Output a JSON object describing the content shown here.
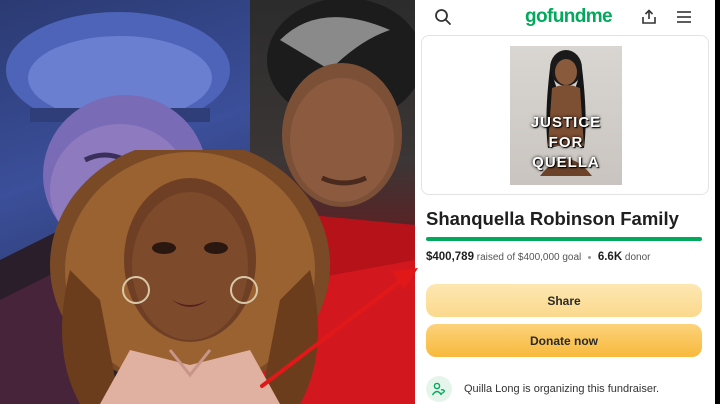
{
  "header": {
    "logo_text": "gofundme",
    "search_icon": "search-icon",
    "share_icon": "upload-share-icon",
    "menu_icon": "hamburger-menu-icon"
  },
  "campaign": {
    "cover_lines": [
      "JUSTICE",
      "FOR",
      "QUELLA"
    ],
    "title": "Shanquella Robinson Family",
    "raised_amount": "$400,789",
    "goal_text": "raised of $400,000 goal",
    "donor_count": "6.6K",
    "donor_label": "donor",
    "progress_fraction": 1.0
  },
  "actions": {
    "share_label": "Share",
    "donate_label": "Donate now"
  },
  "organizer": {
    "name": "Quilla Long",
    "text": "is organizing this fundraiser."
  },
  "colors": {
    "brand_green": "#02a95c",
    "share_button": "#fbd98c",
    "donate_button": "#f8b93c",
    "annotation_arrow": "#e01818"
  }
}
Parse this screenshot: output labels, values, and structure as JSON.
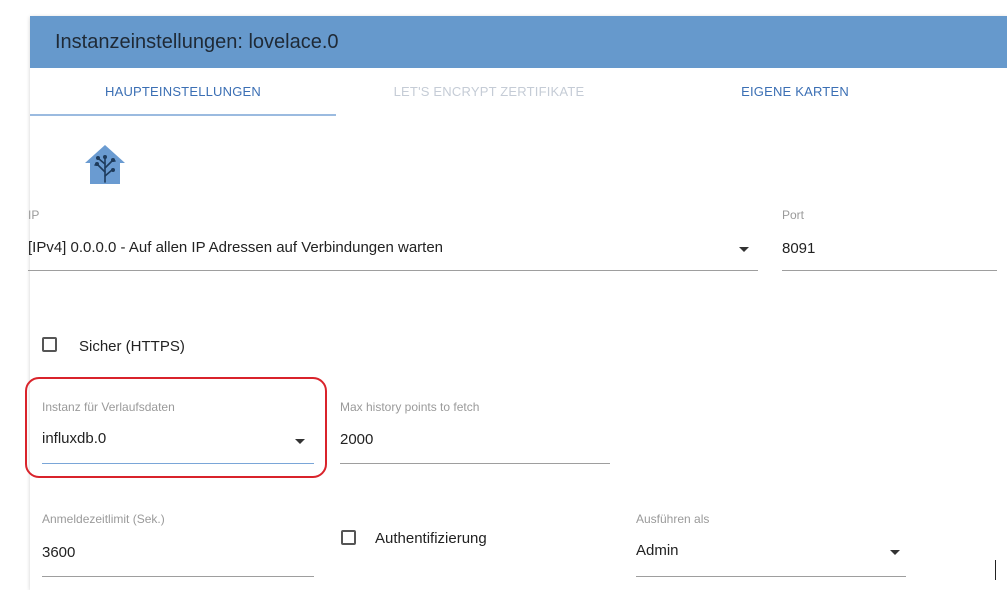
{
  "dialog": {
    "title": "Instanzeinstellungen: lovelace.0",
    "accent_color": "#6699cc"
  },
  "tabs": [
    {
      "label": "HAUPTEINSTELLUNGEN",
      "state": "active"
    },
    {
      "label": "LET'S ENCRYPT ZERTIFIKATE",
      "state": "disabled"
    },
    {
      "label": "EIGENE KARTEN",
      "state": "normal"
    }
  ],
  "logo": {
    "icon": "home-assistant-logo-icon"
  },
  "ip": {
    "label": "IP",
    "value": "[IPv4] 0.0.0.0 - Auf allen IP Adressen auf Verbindungen warten",
    "dropdown_icon": "caret-down-icon"
  },
  "port": {
    "label": "Port",
    "value": "8091"
  },
  "secure": {
    "label": "Sicher (HTTPS)",
    "checked": false
  },
  "history_instance": {
    "label": "Instanz für Verlaufsdaten",
    "value": "influxdb.0",
    "dropdown_icon": "caret-down-icon",
    "highlight_color": "#d9232b"
  },
  "max_history": {
    "label": "Max history points to fetch",
    "value": "2000"
  },
  "login_timeout": {
    "label": "Anmeldezeitlimit (Sek.)",
    "value": "3600"
  },
  "auth": {
    "label": "Authentifizierung",
    "checked": false
  },
  "run_as": {
    "label": "Ausführen als",
    "value": "Admin",
    "dropdown_icon": "caret-down-icon"
  }
}
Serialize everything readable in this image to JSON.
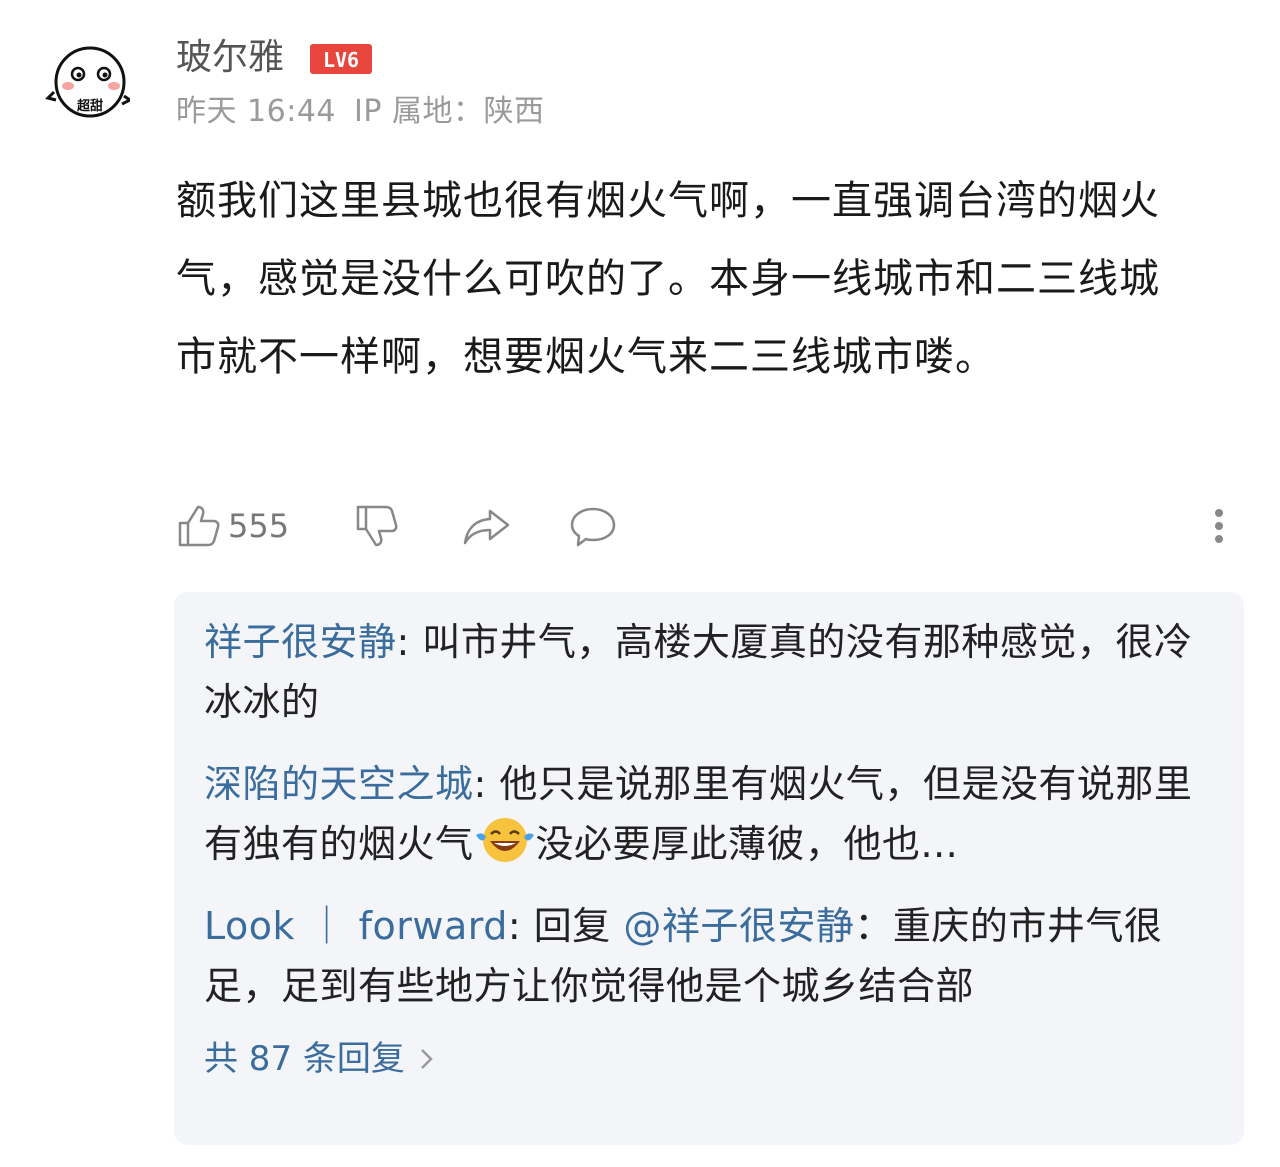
{
  "post": {
    "username": "玻尔雅",
    "level_badge": "LV6",
    "avatar_text": "超甜",
    "date": "昨天 16:44",
    "ip_location": "IP 属地：陕西",
    "content": "额我们这里县城也很有烟火气啊，一直强调台湾的烟火气，感觉是没什么可吹的了。本身一线城市和二三线城市就不一样啊，想要烟火气来二三线城市喽。"
  },
  "actions": {
    "like_count": "555",
    "icons": [
      "thumbs-up-icon",
      "thumbs-down-icon",
      "share-icon",
      "comment-icon",
      "more-icon"
    ]
  },
  "replies": {
    "items": [
      {
        "author": "祥子很安静",
        "separator": ": ",
        "text": "叫市井气，高楼大厦真的没有那种感觉，很冷冰冰的"
      },
      {
        "author": "深陷的天空之城",
        "separator": ": ",
        "text_before_emoji": "他只是说那里有烟火气，但是没有说那里有独有的烟火气",
        "emoji": "laughing-tears-emoji",
        "text_after_emoji": "没必要厚此薄彼，他也..."
      },
      {
        "author": "Look ｜ forward",
        "separator": ": ",
        "reply_prefix": "回复 ",
        "mention": "@祥子很安静",
        "text": "：重庆的市井气很足，足到有些地方让你觉得他是个城乡结合部"
      }
    ],
    "total_label": "共 87 条回复",
    "link_color": "#3a6d9e",
    "panel_color": "#f4f5f8"
  },
  "colors": {
    "badge_red": "#e8453c",
    "meta_gray": "#9a9a9a",
    "text": "#1a1a1a"
  }
}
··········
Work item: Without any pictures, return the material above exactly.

Result of the task:
Output a JSON object describing the content shown here.
{
  "header": {
    "logo_text": "gofundme",
    "search_icon": "search-icon",
    "share_icon": "upload-share-icon",
    "menu_icon": "hamburger-menu-icon"
  },
  "campaign": {
    "cover_lines": [
      "JUSTICE",
      "FOR",
      "QUELLA"
    ],
    "title": "Shanquella Robinson Family",
    "raised_amount": "$400,789",
    "goal_text": "raised of $400,000 goal",
    "donor_count": "6.6K",
    "donor_label": "donor",
    "progress_fraction": 1.0
  },
  "actions": {
    "share_label": "Share",
    "donate_label": "Donate now"
  },
  "organizer": {
    "name": "Quilla Long",
    "text": "is organizing this fundraiser."
  },
  "colors": {
    "brand_green": "#02a95c",
    "share_button": "#fbd98c",
    "donate_button": "#f8b93c",
    "annotation_arrow": "#e01818"
  }
}
Parse this screenshot: output labels, values, and structure as JSON.
{
  "dialog": {
    "title": "Instanzeinstellungen: lovelace.0",
    "accent_color": "#6699cc"
  },
  "tabs": [
    {
      "label": "HAUPTEINSTELLUNGEN",
      "state": "active"
    },
    {
      "label": "LET'S ENCRYPT ZERTIFIKATE",
      "state": "disabled"
    },
    {
      "label": "EIGENE KARTEN",
      "state": "normal"
    }
  ],
  "logo": {
    "icon": "home-assistant-logo-icon"
  },
  "ip": {
    "label": "IP",
    "value": "[IPv4] 0.0.0.0 - Auf allen IP Adressen auf Verbindungen warten",
    "dropdown_icon": "caret-down-icon"
  },
  "port": {
    "label": "Port",
    "value": "8091"
  },
  "secure": {
    "label": "Sicher (HTTPS)",
    "checked": false
  },
  "history_instance": {
    "label": "Instanz für Verlaufsdaten",
    "value": "influxdb.0",
    "dropdown_icon": "caret-down-icon",
    "highlight_color": "#d9232b"
  },
  "max_history": {
    "label": "Max history points to fetch",
    "value": "2000"
  },
  "login_timeout": {
    "label": "Anmeldezeitlimit (Sek.)",
    "value": "3600"
  },
  "auth": {
    "label": "Authentifizierung",
    "checked": false
  },
  "run_as": {
    "label": "Ausführen als",
    "value": "Admin",
    "dropdown_icon": "caret-down-icon"
  }
}
Serialize everything readable in this image to JSON.
{
  "post": {
    "username": "玻尔雅",
    "level_badge": "LV6",
    "avatar_text": "超甜",
    "date": "昨天 16:44",
    "ip_location": "IP 属地：陕西",
    "content": "额我们这里县城也很有烟火气啊，一直强调台湾的烟火气，感觉是没什么可吹的了。本身一线城市和二三线城市就不一样啊，想要烟火气来二三线城市喽。"
  },
  "actions": {
    "like_count": "555",
    "icons": [
      "thumbs-up-icon",
      "thumbs-down-icon",
      "share-icon",
      "comment-icon",
      "more-icon"
    ]
  },
  "replies": {
    "items": [
      {
        "author": "祥子很安静",
        "separator": ": ",
        "text": "叫市井气，高楼大厦真的没有那种感觉，很冷冰冰的"
      },
      {
        "author": "深陷的天空之城",
        "separator": ": ",
        "text_before_emoji": "他只是说那里有烟火气，但是没有说那里有独有的烟火气",
        "emoji": "laughing-tears-emoji",
        "text_after_emoji": "没必要厚此薄彼，他也..."
      },
      {
        "author": "Look ｜ forward",
        "separator": ": ",
        "reply_prefix": "回复 ",
        "mention": "@祥子很安静",
        "text": "：重庆的市井气很足，足到有些地方让你觉得他是个城乡结合部"
      }
    ],
    "total_label": "共 87 条回复",
    "link_color": "#3a6d9e",
    "panel_color": "#f4f5f8"
  },
  "colors": {
    "badge_red": "#e8453c",
    "meta_gray": "#9a9a9a",
    "text": "#1a1a1a"
  }
}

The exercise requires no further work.